As to the second list of better translations, there are given the following: — In Luke 1:1, "narrative concerning;" verse 3, "traced down accurately;" verse 4, "those sayings wherein thou wert instructed;" verse 48, "shall congratulate me," or "account me happy;" and verse 59, "were calling." In Luke 2:1-2, 3, 5, "enrolled" and "enrolment;" verse 10, "all the people;" verse 12, "a babe;" verse 19, "kept all these words, pondering them;" verse 33, "concerning him;" verse 35, "that reasonings out of many hearts may be revealed;" verse 38, "she coming in at the same hour;" verse 40, "becoming filled;" verse 43, "boy" or "lad;" verse 49, "among my Father's matters." In Luke 3:7, "He said therefore" and "offspring;" verse 23, "was about thirty years of age when he began (his ministry)." In Luke 4:9, "the pinnacle." In Luke 5:6, "were bursting;" verse 22, "reasonings;" verse 34, "sons" (and in Luke 6:35; Luke 16:8, twice). In Luke 6:11, "folly;" verse 15, "son" is not expressed (nor "brother," nor sister, nor mother — Luke 24:10); verse 17, "upon a level place … number of the people;" verse 19, "power" (also ver. 46); verse 20, for "be" read "are;" verse 48, "he is like a man building an house, who digged and went deep." In Luke 7:5, "and himself built us our synagogue;" verse 24, "multitudes," as in Matthew 11:7, and "gaze upon;" verse 30, "towards." In Luke 8:4, "coming;" verse 19, "multitude;" verse 29, "was commanding," and "demon" (as Luke 9:42); verse 33, "precipice;" verse 40, omit "gladly," and verse 44,"hem," as in Matthew 9:32. In Luke 9:32, "but having kept awake;" verse 43, "majesty;" verse 45, "that they might not perceive it;" and verse 51, "And it came to pass, as the days of his receiving up were being accomplished, he himself," etc.
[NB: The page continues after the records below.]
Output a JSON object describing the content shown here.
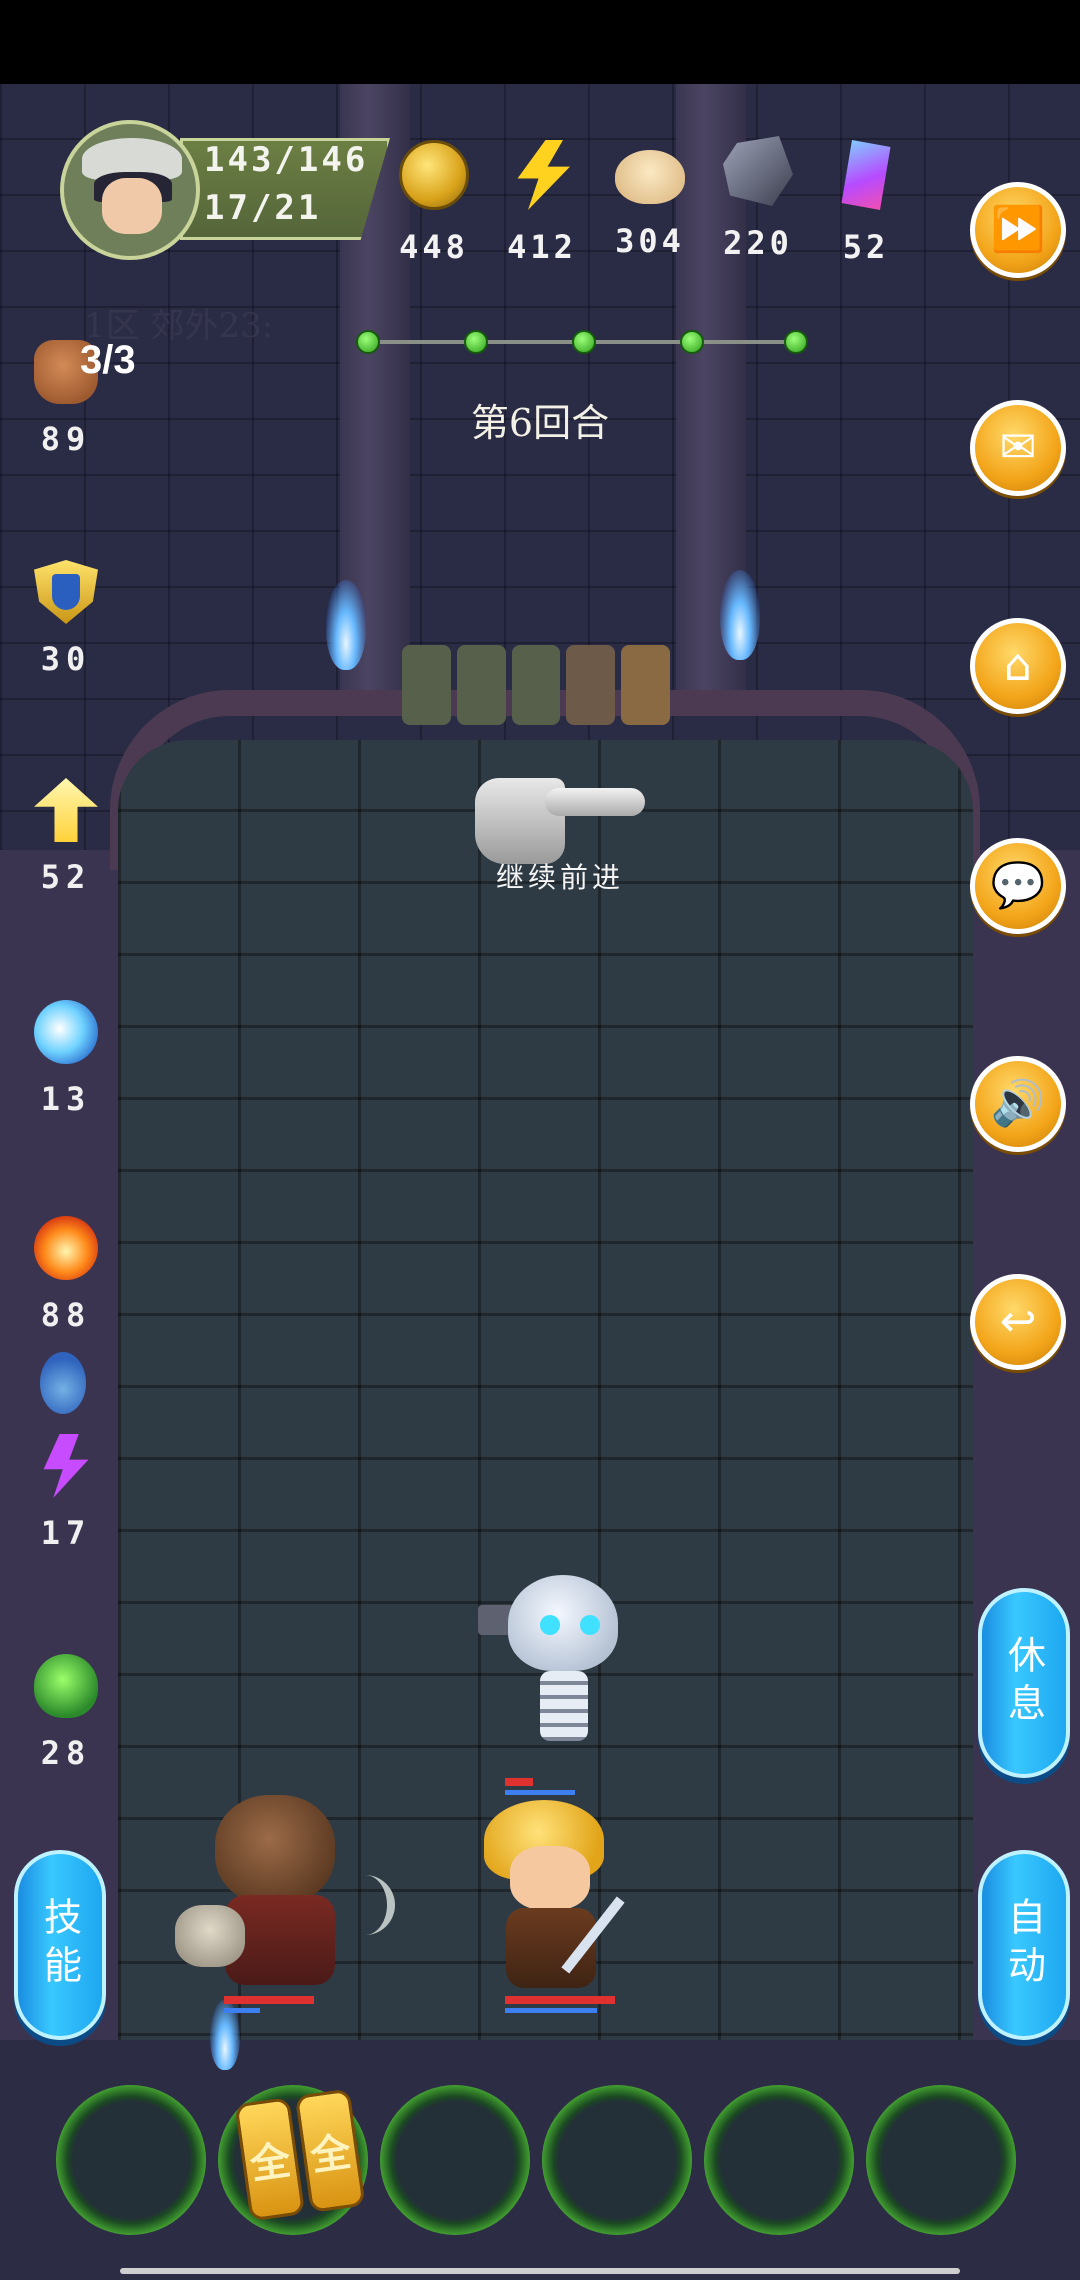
{
  "player": {
    "hp": "143/146",
    "sp": "17/21",
    "zone_label": "1区 郊外23:"
  },
  "resources": [
    {
      "icon": "gold-coin-icon",
      "value": "448"
    },
    {
      "icon": "energy-bolt-icon",
      "value": "412"
    },
    {
      "icon": "bun-food-icon",
      "value": "304"
    },
    {
      "icon": "iron-ore-icon",
      "value": "220"
    },
    {
      "icon": "gem-crystal-icon",
      "value": "52"
    }
  ],
  "progress": {
    "total_nodes": 5,
    "completed_nodes": 5
  },
  "round_label": "第6回合",
  "stats": {
    "attack_count": "3/3",
    "attack": "89",
    "defense": "30",
    "level_up": "52",
    "water": "13",
    "fire": "88",
    "lightning": "17",
    "poison": "28"
  },
  "pointer_text": "继续前进",
  "side_buttons": [
    "fast-forward-icon",
    "mail-icon",
    "home-icon",
    "chat-icon",
    "sound-icon",
    "return-icon"
  ],
  "pills": {
    "rest": "休息",
    "skill": "技能",
    "auto": "自动"
  },
  "item_slot": {
    "label": "全"
  },
  "colors": {
    "accent_orange": "#f3a51a",
    "pill_blue": "#39c8ff",
    "hp_red": "#e03131",
    "mp_blue": "#3d7ff0",
    "progress_green": "#2f9f1a"
  }
}
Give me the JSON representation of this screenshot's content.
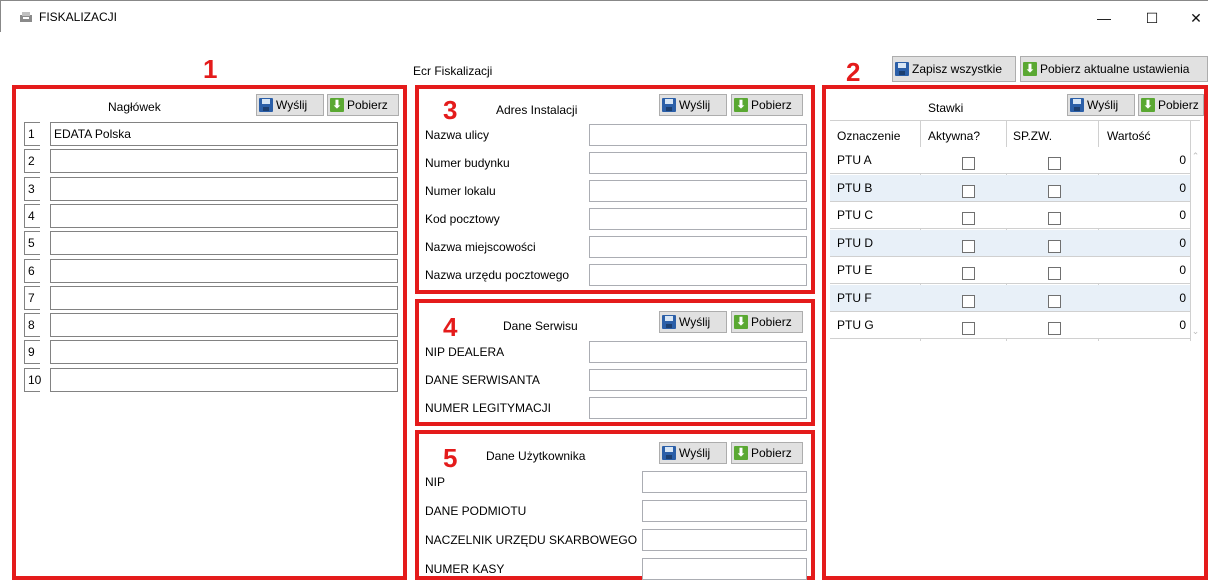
{
  "window": {
    "title": "FISKALIZACJI",
    "minimize": "—",
    "maximize": "☐",
    "close": "✕"
  },
  "section_labels": [
    "1",
    "2",
    "3",
    "4",
    "5"
  ],
  "ecr_label": "Ecr Fiskalizacji",
  "top_buttons": {
    "save_all": "Zapisz wszystkie",
    "fetch_current": "Pobierz aktualne ustawienia"
  },
  "buttons": {
    "send": "Wyślij",
    "fetch": "Pobierz"
  },
  "header_panel": {
    "title": "Nagłówek",
    "rows": [
      {
        "num": "1",
        "value": "EDATA Polska"
      },
      {
        "num": "2",
        "value": ""
      },
      {
        "num": "3",
        "value": ""
      },
      {
        "num": "4",
        "value": ""
      },
      {
        "num": "5",
        "value": ""
      },
      {
        "num": "6",
        "value": ""
      },
      {
        "num": "7",
        "value": ""
      },
      {
        "num": "8",
        "value": ""
      },
      {
        "num": "9",
        "value": ""
      },
      {
        "num": "10",
        "value": ""
      }
    ]
  },
  "address_panel": {
    "title": "Adres Instalacji",
    "fields": [
      "Nazwa ulicy",
      "Numer budynku",
      "Numer lokalu",
      "Kod pocztowy",
      "Nazwa miejscowości",
      "Nazwa urzędu pocztowego"
    ]
  },
  "service_panel": {
    "title": "Dane Serwisu",
    "fields": [
      "NIP DEALERA",
      "DANE SERWISANTA",
      "NUMER LEGITYMACJI"
    ]
  },
  "user_panel": {
    "title": "Dane Użytkownika",
    "fields": [
      "NIP",
      "DANE PODMIOTU",
      "NACZELNIK URZĘDU SKARBOWEGO",
      "NUMER KASY"
    ]
  },
  "rates_panel": {
    "title": "Stawki",
    "columns": [
      "Oznaczenie",
      "Aktywna?",
      "SP.ZW.",
      "Wartość"
    ],
    "rows": [
      {
        "name": "PTU A",
        "active": false,
        "exempt": false,
        "value": "0"
      },
      {
        "name": "PTU B",
        "active": false,
        "exempt": false,
        "value": "0"
      },
      {
        "name": "PTU C",
        "active": false,
        "exempt": false,
        "value": "0"
      },
      {
        "name": "PTU D",
        "active": false,
        "exempt": false,
        "value": "0"
      },
      {
        "name": "PTU E",
        "active": false,
        "exempt": false,
        "value": "0"
      },
      {
        "name": "PTU F",
        "active": false,
        "exempt": false,
        "value": "0"
      },
      {
        "name": "PTU G",
        "active": false,
        "exempt": false,
        "value": "0"
      }
    ]
  },
  "colors": {
    "annotation_red": "#e41b1b",
    "alt_row": "#e8f0f8",
    "save_icon": "#2b5fa8",
    "download_icon": "#5aa832"
  }
}
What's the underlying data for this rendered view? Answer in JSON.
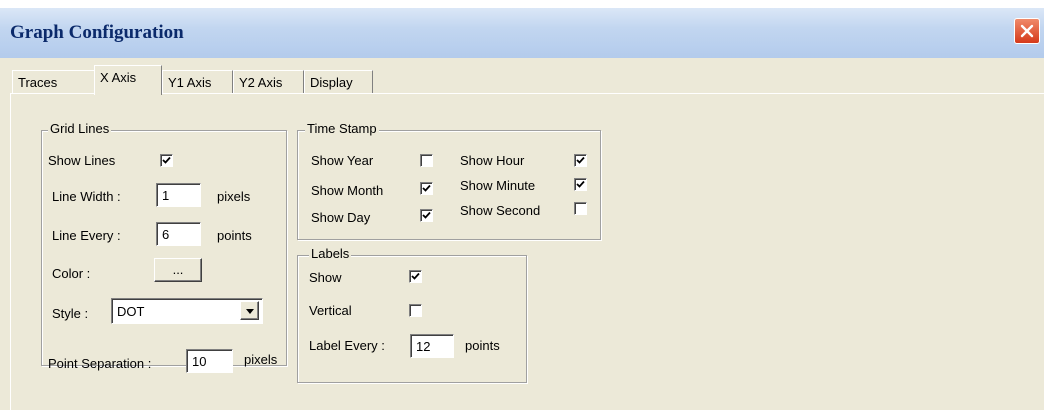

In Luke 10:22, "is pleased to reveal." In Luke 11:8, "shamelessness;" verse 12, "give;" verse 13, "the Father from heaven;" verses 31, 32, "more than," twice; verse 34, "candle," as in verse 33. In Luke 12:15, "For not because a man hath abundance, doth his life consist in the things which he possesseth;" verses 18, 19, "good things;" verses 22, 25, 26, "anxious thoughts;" verse 37, "their lord;" and verse 49, "what will I? would that it were already kindled." Those from Luke 13 to the end are of no great moment. Nor do these given here call for particular remark.